A smart manager, even if he had good reasons to move her off the executive committee, would understand the message that sends, especially given the timing. So Plesica’s move was either punitive or ill-advised, and neither is the mark of a good manager.
It’s essential that the Health Department be run properly. Thousands of low-income patients rely on clinics in west and southeast Charlotte for sound medical care. The department also regulates restaurants, child care centers and swimming pools and works to prevent the spread of illnesses.
But according to several current and former employees, the clinics under Plescia’s leadership are in disarray. Some patients wait for hours while others receive inaccurate test results and don’t get needed follow up attention. Some county commissioners said they have heard similar complaints from employees, and that workers are fearful they’ll be retaliated against if they report concerns to management.
Given all the turmoil at such a public-facing agency, it’s concerning that the county does not make Plescia or other executives available to talk to reporters. They should urgently want to convey to the public how they see the situation and what they are doing to fix it.

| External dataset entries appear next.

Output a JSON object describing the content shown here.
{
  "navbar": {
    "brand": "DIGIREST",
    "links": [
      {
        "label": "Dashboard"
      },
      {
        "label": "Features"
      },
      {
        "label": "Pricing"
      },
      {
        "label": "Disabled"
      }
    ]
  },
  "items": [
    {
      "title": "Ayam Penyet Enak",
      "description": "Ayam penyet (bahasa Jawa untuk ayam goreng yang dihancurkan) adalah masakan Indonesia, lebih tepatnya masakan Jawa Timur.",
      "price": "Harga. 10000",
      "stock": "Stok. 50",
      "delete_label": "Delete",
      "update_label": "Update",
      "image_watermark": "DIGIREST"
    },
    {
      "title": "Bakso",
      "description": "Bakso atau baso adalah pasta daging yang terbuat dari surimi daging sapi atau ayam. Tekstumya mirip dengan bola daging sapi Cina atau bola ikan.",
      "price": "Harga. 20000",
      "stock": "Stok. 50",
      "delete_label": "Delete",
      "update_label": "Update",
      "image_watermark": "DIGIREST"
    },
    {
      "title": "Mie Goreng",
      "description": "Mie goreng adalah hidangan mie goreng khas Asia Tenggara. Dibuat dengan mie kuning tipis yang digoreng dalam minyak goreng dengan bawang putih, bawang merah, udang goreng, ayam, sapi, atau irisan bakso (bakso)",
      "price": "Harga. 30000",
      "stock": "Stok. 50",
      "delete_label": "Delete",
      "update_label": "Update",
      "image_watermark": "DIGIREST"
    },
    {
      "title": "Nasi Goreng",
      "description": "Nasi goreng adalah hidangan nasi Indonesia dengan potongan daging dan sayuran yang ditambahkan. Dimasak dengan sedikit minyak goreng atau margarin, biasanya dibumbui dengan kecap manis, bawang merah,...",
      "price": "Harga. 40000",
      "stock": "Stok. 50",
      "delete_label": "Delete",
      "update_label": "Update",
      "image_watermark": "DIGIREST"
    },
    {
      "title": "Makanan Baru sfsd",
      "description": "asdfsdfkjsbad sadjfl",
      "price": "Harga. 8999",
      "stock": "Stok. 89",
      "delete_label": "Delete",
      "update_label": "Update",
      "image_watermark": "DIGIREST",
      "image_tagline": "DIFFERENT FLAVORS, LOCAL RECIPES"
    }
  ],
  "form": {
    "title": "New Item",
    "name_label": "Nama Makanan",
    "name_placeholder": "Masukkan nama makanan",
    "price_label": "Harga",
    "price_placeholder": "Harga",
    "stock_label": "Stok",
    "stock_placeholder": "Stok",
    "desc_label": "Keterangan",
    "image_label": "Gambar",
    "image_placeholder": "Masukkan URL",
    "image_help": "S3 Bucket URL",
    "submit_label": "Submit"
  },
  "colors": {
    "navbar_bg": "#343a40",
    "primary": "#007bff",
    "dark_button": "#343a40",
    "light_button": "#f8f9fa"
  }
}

Clearly Plescia is armed with impressive credentials and has some good big-picture ideas about county health. But the health director, or someone with great authority right under him, needs to be able to make the trains run on time. If he can’t or won’t, the county needs a new conductor.